Serve
Volunteering provides great value for our lives and the lives of those we choose to enrich. Volunteers often feel like they have more time and are more efficient, as well as feeling better about themselves, experiencing lower stress levels, and developing a deeper connection with others.

Buy less
Research suggests that buying life experiences rather than material possessions leads to greater happiness for both the consumer and those around them. Decide today to spend less money this year on possessions and more money on meaningful, memorable experiences.
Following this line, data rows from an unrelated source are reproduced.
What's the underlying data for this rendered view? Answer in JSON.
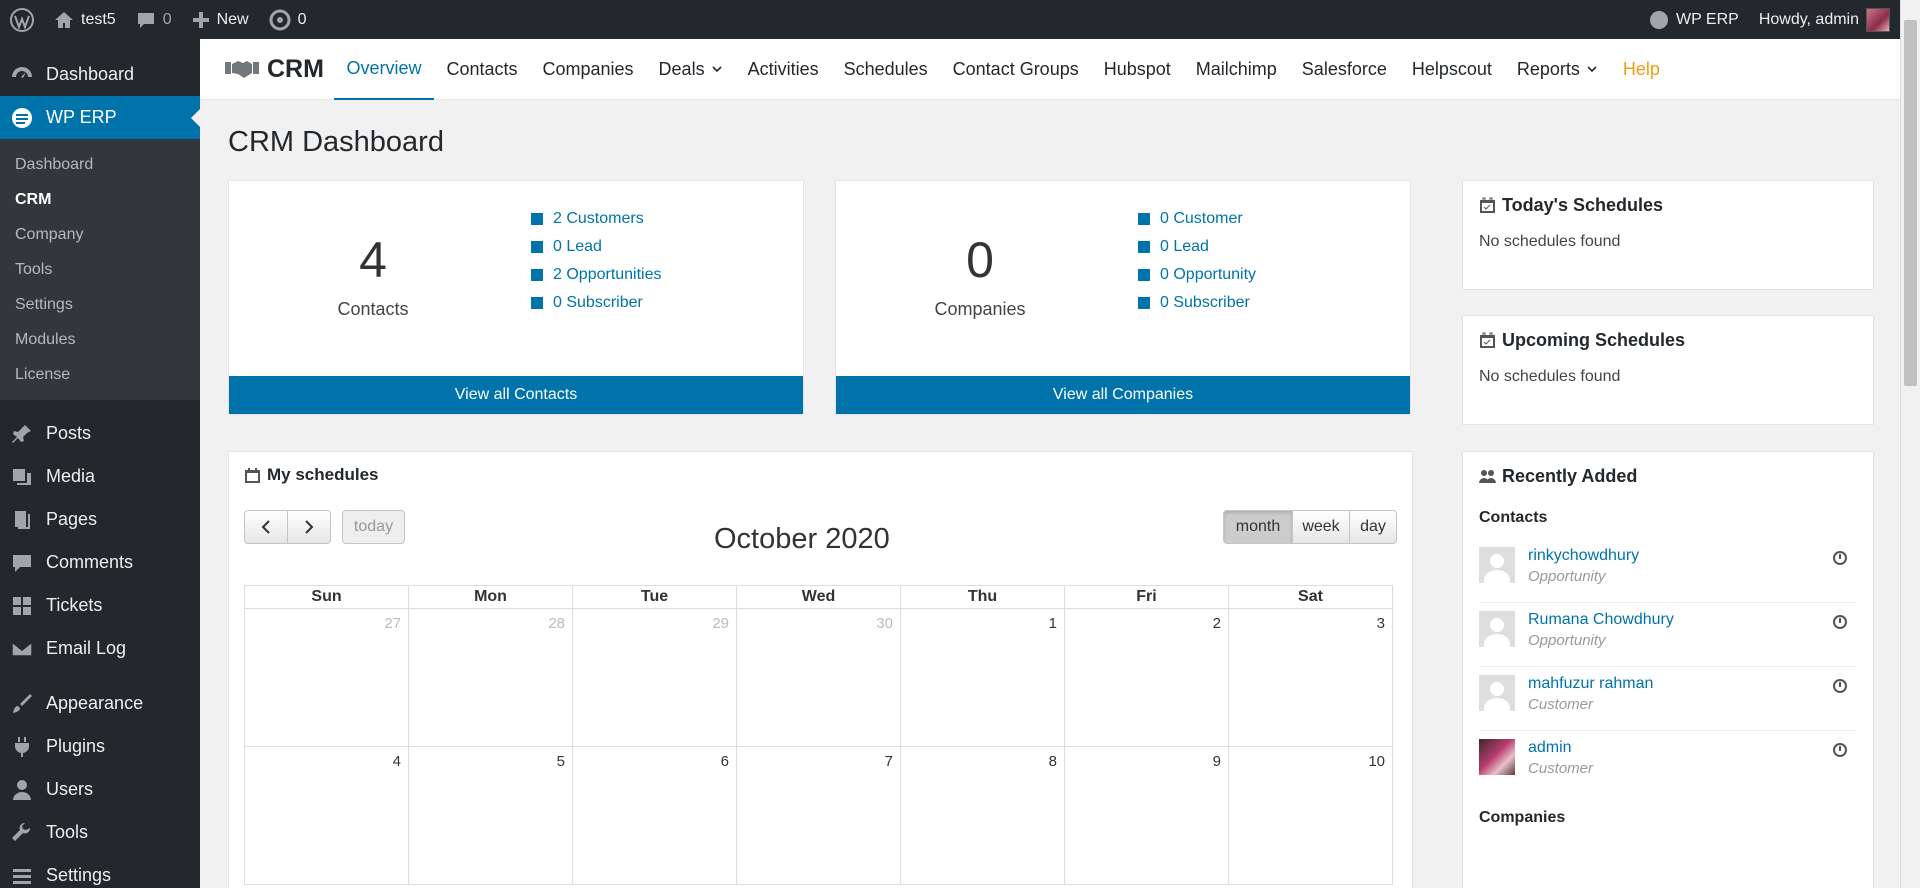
{
  "adminbar": {
    "site": "test5",
    "comments": "0",
    "new": "New",
    "updates": "0",
    "erp": "WP ERP",
    "howdy": "Howdy, admin"
  },
  "sidebar": {
    "dashboard": "Dashboard",
    "wperp": "WP ERP",
    "sub": [
      "Dashboard",
      "CRM",
      "Company",
      "Tools",
      "Settings",
      "Modules",
      "License"
    ],
    "group2": [
      "Posts",
      "Media",
      "Pages",
      "Comments",
      "Tickets",
      "Email Log"
    ],
    "group3": [
      "Appearance",
      "Plugins",
      "Users",
      "Tools",
      "Settings"
    ]
  },
  "topnav": {
    "brand": "CRM",
    "tabs": [
      "Overview",
      "Contacts",
      "Companies",
      "Deals",
      "Activities",
      "Schedules",
      "Contact Groups",
      "Hubspot",
      "Mailchimp",
      "Salesforce",
      "Helpscout",
      "Reports",
      "Help"
    ]
  },
  "page": {
    "title": "CRM Dashboard"
  },
  "contacts_box": {
    "count": "4",
    "label": "Contacts",
    "items": [
      "2 Customers",
      "0 Lead",
      "2 Opportunities",
      "0 Subscriber"
    ],
    "footer": "View all Contacts"
  },
  "companies_box": {
    "count": "0",
    "label": "Companies",
    "items": [
      "0 Customer",
      "0 Lead",
      "0 Opportunity",
      "0 Subscriber"
    ],
    "footer": "View all Companies"
  },
  "schedules": {
    "title": "My schedules",
    "today": "today",
    "month_label": "October 2020",
    "views": [
      "month",
      "week",
      "day"
    ],
    "days": [
      "Sun",
      "Mon",
      "Tue",
      "Wed",
      "Thu",
      "Fri",
      "Sat"
    ],
    "week1": [
      "27",
      "28",
      "29",
      "30",
      "1",
      "2",
      "3"
    ],
    "week2": [
      "4",
      "5",
      "6",
      "7",
      "8",
      "9",
      "10"
    ]
  },
  "todays": {
    "title": "Today's Schedules",
    "empty": "No schedules found"
  },
  "upcoming": {
    "title": "Upcoming Schedules",
    "empty": "No schedules found"
  },
  "recent": {
    "title": "Recently Added",
    "contacts_heading": "Contacts",
    "companies_heading": "Companies",
    "contacts": [
      {
        "name": "rinkychowdhury",
        "type": "Opportunity"
      },
      {
        "name": "Rumana Chowdhury",
        "type": "Opportunity"
      },
      {
        "name": "mahfuzur rahman",
        "type": "Customer"
      },
      {
        "name": "admin",
        "type": "Customer"
      }
    ]
  },
  "colors": {
    "accent": "#0073aa",
    "help": "#f39c12",
    "sidebar": "#23282d"
  }
}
Display gratitude
Psychologists state that one of the greatest contributing factors to overall happiness in your life is how much gratitude you show. Getting started is so easy and beneficial. It could be the easiest decision you make all year.

Practice smiling
A study conducted at the Michigan State Business School found that customer service professionals who fake a smile throughout the day worsen their mood. But people who smile as a result of cultivating positive thoughts improve their mood and withdraw less.

Stop and play
Our world is becoming increasingly busy and the temptation to measure our worth by external factors continues to grow. As a result, taking time to slow down and just play is becoming increasingly rare. But play is fun and enjoyable. Play enriches the lives of children by exercising their mind and body. And it has the same positive effect on adults.

Be happy
Two experimental studies published in The Journal of Positive Psychology this past year offer ground-breaking research on the cultivation of happiness. Based on the experiments, participants who listened to ‘happy’ or uplifting music and actively tried to feel happier reported the highest level of positive mood afterwards - more so than those who simply listened to the music. In other words, determining to be happy is a productive decision towards achieving it.

Of course, changing everything at once is a recipe for failure so Becker suggests choosing just one or two - and giving them a month-long try out.

The Lighthouse Keeper, having heartily digested the recommendations over a cup of strong early New Year coffee and a leftover Christmas mince pie or two, can definitely see life-changing merit in all 11 resolutions – but which ones to pick?

I'm also tempted to complete the list by adding a couple of my own. Drink more water to keep the body well hydrated at all times and don’t neglect your spiritual side. Both bring untold and life-transforming benefits.

Thank you, Mr Becker, for a year of inspiring and thought-provoking reads. Here’s to 2014 – toasted, of course, with a glass of H20!